Do they require you to live within a certain radius of the business?  Why?  Are you required to work evenings and weekends?  Why?  All this information is important and should be viewed through the eyes of a future business owner, not as an oppressed employee.

Within a short period, you should be able to gather enough information and skill to properly perform every light-duty call from jump starts, tire changes and unlocks with no problem.  You should be able to easily tow cars and trucks with either a wrecker or a rollback.  You may have the chance to respond to a few accidents but most likely you won’t be on your own unless dispatch has no one else to send.

The good news is if you’re a go-getter, you’ll catch on fast.  The bad news is you’ll never learn it all.  There are so many variables in the towing business that even a 40-year veteran comes upon something new on occasion.  Something rarely seen they’ve forgotten how to deal with or a manufacturer upgrade that renders an old trick useless.

So if you’re serious and stick with it you should be ready to go out on your own in about a year.  If you live in an area where the winters are fierce or they traffic count high and you’re able to get more experience sooner you may be ready to do your own thing a little quicker.  That is if you don’t decide to chuck the whole idea after you get too big a taste.
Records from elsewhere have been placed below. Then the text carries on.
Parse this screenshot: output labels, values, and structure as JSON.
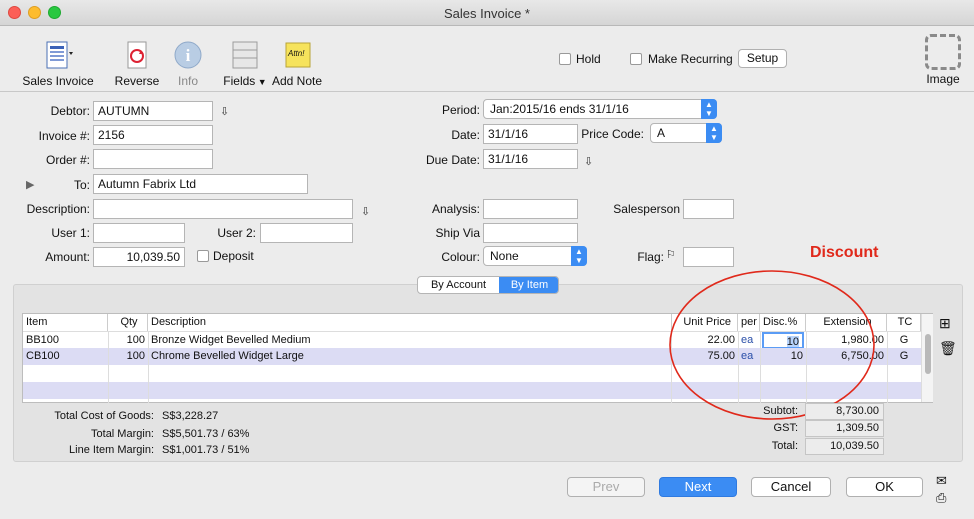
{
  "window": {
    "title": "Sales Invoice *"
  },
  "toolbar": {
    "sales_invoice": "Sales Invoice",
    "reverse": "Reverse",
    "info": "Info",
    "fields": "Fields",
    "add_note": "Add Note",
    "add_note_icon_text": "Attn!",
    "hold": "Hold",
    "make_recurring": "Make Recurring",
    "setup": "Setup",
    "image": "Image"
  },
  "form": {
    "debtor_label": "Debtor:",
    "debtor": "AUTUMN",
    "invoice_label": "Invoice #:",
    "invoice": "2156",
    "order_label": "Order #:",
    "order": "",
    "to_label": "To:",
    "to": "Autumn Fabrix Ltd",
    "description_label": "Description:",
    "description": "",
    "user1_label": "User 1:",
    "user1": "",
    "user2_label": "User 2:",
    "user2": "",
    "amount_label": "Amount:",
    "amount": "10,039.50",
    "deposit": "Deposit",
    "period_label": "Period:",
    "period": "Jan:2015/16 ends 31/1/16",
    "date_label": "Date:",
    "date": "31/1/16",
    "price_code_label": "Price Code:",
    "price_code": "A",
    "due_date_label": "Due Date:",
    "due_date": "31/1/16",
    "analysis_label": "Analysis:",
    "analysis": "",
    "salesperson_label": "Salesperson",
    "salesperson": "",
    "ship_via_label": "Ship Via",
    "ship_via": "",
    "colour_label": "Colour:",
    "colour": "None",
    "flag_label": "Flag:",
    "flag": ""
  },
  "annotation": {
    "discount": "Discount"
  },
  "tabs": {
    "by_account": "By Account",
    "by_item": "By Item"
  },
  "grid": {
    "headers": [
      "Item",
      "Qty",
      "Description",
      "Unit Price",
      "per",
      "Disc.%",
      "Extension",
      "TC"
    ],
    "rows": [
      {
        "item": "BB100",
        "qty": "100",
        "description": "Bronze Widget Bevelled Medium",
        "unit_price": "22.00",
        "per": "ea",
        "disc": "10",
        "extension": "1,980.00",
        "tc": "G"
      },
      {
        "item": "CB100",
        "qty": "100",
        "description": "Chrome Bevelled Widget Large",
        "unit_price": "75.00",
        "per": "ea",
        "disc": "10",
        "extension": "6,750.00",
        "tc": "G"
      }
    ]
  },
  "totals": {
    "cost_label": "Total Cost of Goods:",
    "cost": "S$3,228.27",
    "margin_label": "Total Margin:",
    "margin": "S$5,501.73 / 63%",
    "line_margin_label": "Line Item Margin:",
    "line_margin": "S$1,001.73 / 51%",
    "subtot_label": "Subtot:",
    "subtot": "8,730.00",
    "gst_label": "GST:",
    "gst": "1,309.50",
    "total_label": "Total:",
    "total": "10,039.50"
  },
  "buttons": {
    "prev": "Prev",
    "next": "Next",
    "cancel": "Cancel",
    "ok": "OK"
  },
  "colors": {
    "accent": "#3b8cf3",
    "annotation": "#e0291b",
    "selected_row": "#dcdcf4"
  }
}
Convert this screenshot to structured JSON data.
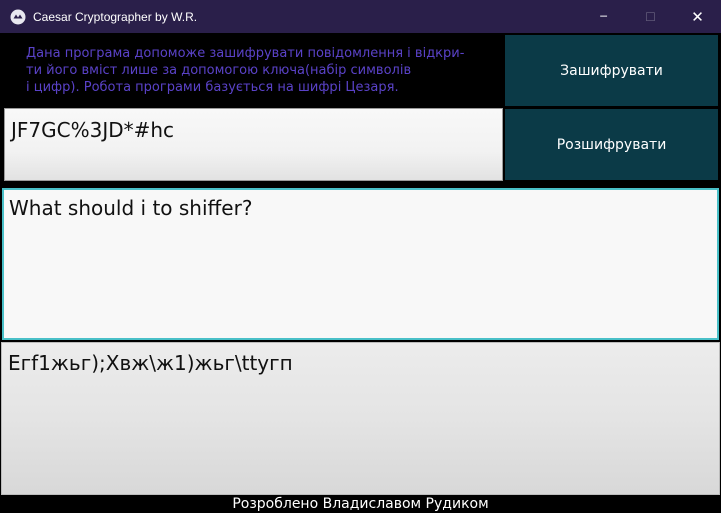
{
  "window": {
    "title": "Caesar Cryptographer by W.R.",
    "minimize_glyph": "─",
    "maximize_glyph": "☐",
    "close_glyph": "✕"
  },
  "info_text": "Дана програма допоможе зашифрувати повідомлення і відкри-\nти його вміст лише за допомогою ключа(набір символів\nі цифр). Робота програми базується на шифрі Цезаря.",
  "key_field": {
    "value": "JF7GC%3JD*#hc"
  },
  "buttons": {
    "encrypt_label": "Зашифрувати",
    "decrypt_label": "Розшифрувати"
  },
  "input_area": {
    "value": "What should i to shiffer?"
  },
  "output_area": {
    "value": "Eгf1жьг);Хвж\\ж1)жьг\\ttyгп"
  },
  "footer": "Розроблено Владиславом Рудиком",
  "colors": {
    "titlebar_bg": "#2a1f4a",
    "info_text": "#5a42c8",
    "button_bg": "#0b3a47",
    "input_focus_border": "#49c0c8"
  },
  "icons": {
    "app_icon": "kivy-logo-icon"
  }
}
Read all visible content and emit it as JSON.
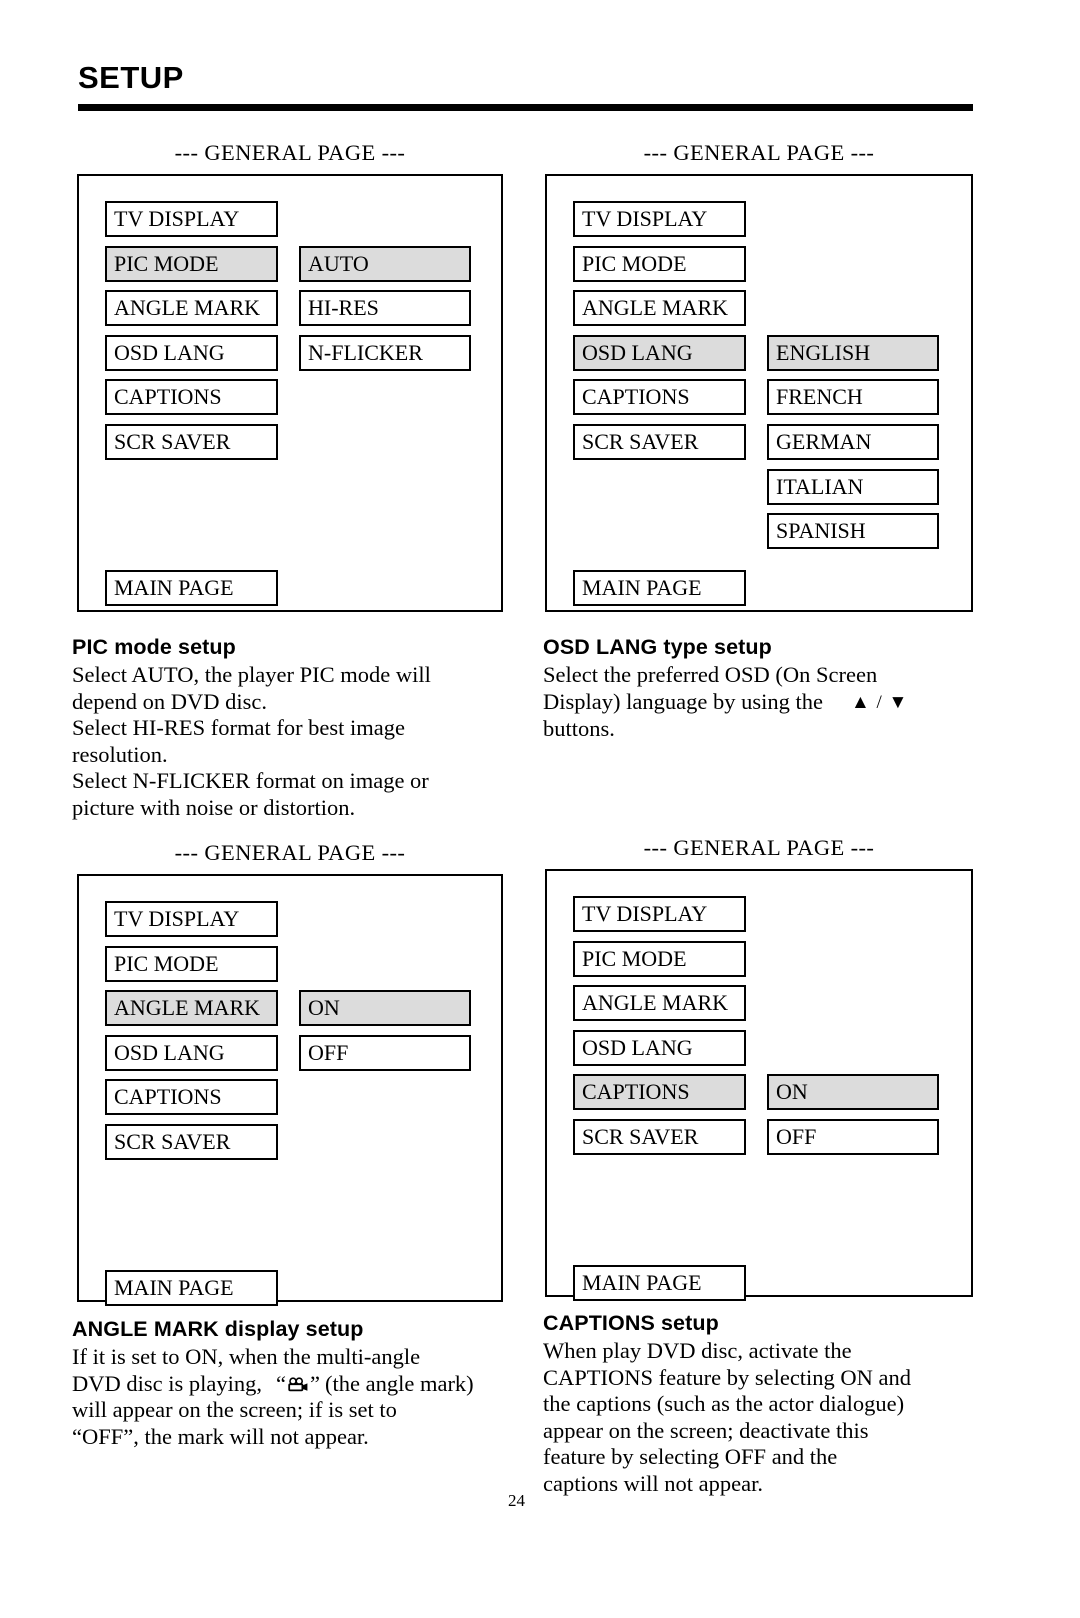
{
  "header": {
    "title": "SETUP"
  },
  "page_number": "24",
  "panels": [
    {
      "caption": "--- GENERAL PAGE ---",
      "menu": [
        {
          "label": "TV DISPLAY",
          "highlighted": false
        },
        {
          "label": "PIC MODE",
          "highlighted": true
        },
        {
          "label": "ANGLE MARK",
          "highlighted": false
        },
        {
          "label": "OSD LANG",
          "highlighted": false
        },
        {
          "label": "CAPTIONS",
          "highlighted": false
        },
        {
          "label": "SCR SAVER",
          "highlighted": false
        }
      ],
      "options": [
        {
          "label": "AUTO",
          "highlighted": true
        },
        {
          "label": "HI-RES",
          "highlighted": false
        },
        {
          "label": "N-FLICKER",
          "highlighted": false
        }
      ],
      "options_start_row": 1,
      "main_page": "MAIN PAGE"
    },
    {
      "caption": "--- GENERAL PAGE ---",
      "menu": [
        {
          "label": "TV DISPLAY",
          "highlighted": false
        },
        {
          "label": "PIC MODE",
          "highlighted": false
        },
        {
          "label": "ANGLE MARK",
          "highlighted": false
        },
        {
          "label": "OSD LANG",
          "highlighted": true
        },
        {
          "label": "CAPTIONS",
          "highlighted": false
        },
        {
          "label": "SCR SAVER",
          "highlighted": false
        }
      ],
      "options": [
        {
          "label": "ENGLISH",
          "highlighted": true
        },
        {
          "label": "FRENCH",
          "highlighted": false
        },
        {
          "label": "GERMAN",
          "highlighted": false
        },
        {
          "label": "ITALIAN",
          "highlighted": false
        },
        {
          "label": "SPANISH",
          "highlighted": false
        }
      ],
      "options_start_row": 3,
      "main_page": "MAIN PAGE"
    },
    {
      "caption": "--- GENERAL PAGE ---",
      "menu": [
        {
          "label": "TV DISPLAY",
          "highlighted": false
        },
        {
          "label": "PIC MODE",
          "highlighted": false
        },
        {
          "label": "ANGLE MARK",
          "highlighted": true
        },
        {
          "label": "OSD LANG",
          "highlighted": false
        },
        {
          "label": "CAPTIONS",
          "highlighted": false
        },
        {
          "label": "SCR SAVER",
          "highlighted": false
        }
      ],
      "options": [
        {
          "label": "ON",
          "highlighted": true
        },
        {
          "label": "OFF",
          "highlighted": false
        }
      ],
      "options_start_row": 2,
      "main_page": "MAIN PAGE"
    },
    {
      "caption": "--- GENERAL PAGE ---",
      "menu": [
        {
          "label": "TV DISPLAY",
          "highlighted": false
        },
        {
          "label": "PIC MODE",
          "highlighted": false
        },
        {
          "label": "ANGLE MARK",
          "highlighted": false
        },
        {
          "label": "OSD LANG",
          "highlighted": false
        },
        {
          "label": "CAPTIONS",
          "highlighted": true
        },
        {
          "label": "SCR SAVER",
          "highlighted": false
        }
      ],
      "options": [
        {
          "label": "ON",
          "highlighted": true
        },
        {
          "label": "OFF",
          "highlighted": false
        }
      ],
      "options_start_row": 4,
      "main_page": "MAIN PAGE"
    }
  ],
  "sections": {
    "pic_mode": {
      "heading": "PIC mode setup",
      "lines": [
        "Select AUTO, the player PIC mode will",
        "depend on DVD disc.",
        "Select HI-RES format for best image",
        "resolution.",
        "Select N-FLICKER format on image or",
        "picture with noise or distortion."
      ]
    },
    "osd_lang": {
      "heading": "OSD LANG type setup",
      "line1": "Select the preferred OSD (On Screen",
      "line2_before": "Display) language by using the",
      "arrows": "▲ / ▼",
      "line3": "buttons."
    },
    "angle_mark": {
      "heading": "ANGLE MARK display setup",
      "line1": "If it is set to ON, when the multi-angle",
      "line2_before": "DVD disc is playing,",
      "line2_quote_open": "“",
      "line2_quote_close": "”",
      "line2_after": "(the angle mark)",
      "line3": "will appear on the screen; if is set to",
      "line4": "“OFF”, the mark will not appear."
    },
    "captions": {
      "heading": "CAPTIONS setup",
      "lines": [
        "When play DVD disc, activate the",
        "CAPTIONS feature by selecting ON and",
        "the captions (such as the actor dialogue)",
        "appear on the screen; deactivate this",
        "feature by selecting OFF and the",
        "captions will not appear."
      ]
    }
  }
}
Just remember that just because you start your own business the learning doesn’t stop.  You will continue to learn until the day you die.  And although it’s not a federal requirement that you become certified as a Tow Truck operator it’s still a good idea that you do, besides some cities, states and municipalities require some form of certification to participate in their towing contracts.

The only nationally recognized certification course for tow truck operators at this writing is the Towing & and Recovery Association of America’s (TRAA) driver certification program. It’s recommended by the Federal Motor Carrier Safety Administration (FMCSA).

Even with all the training and experience in the world, there may be something you come across that doesn’t look doable.  Don’t be afraid to tell someone no.  That is if you don’t feel comfortable performing a recovery that you either don’t have the right equipment or training refer them to someone else rather than take a huge risk that could possibly kill someone.

But don’t let the fear of the unknown stop you from making the leap from employee to self-employed. It’s done all the time by people who are no smarter than you who put their pants on one leg at a time, just like you. They had to start somewhere and so do you.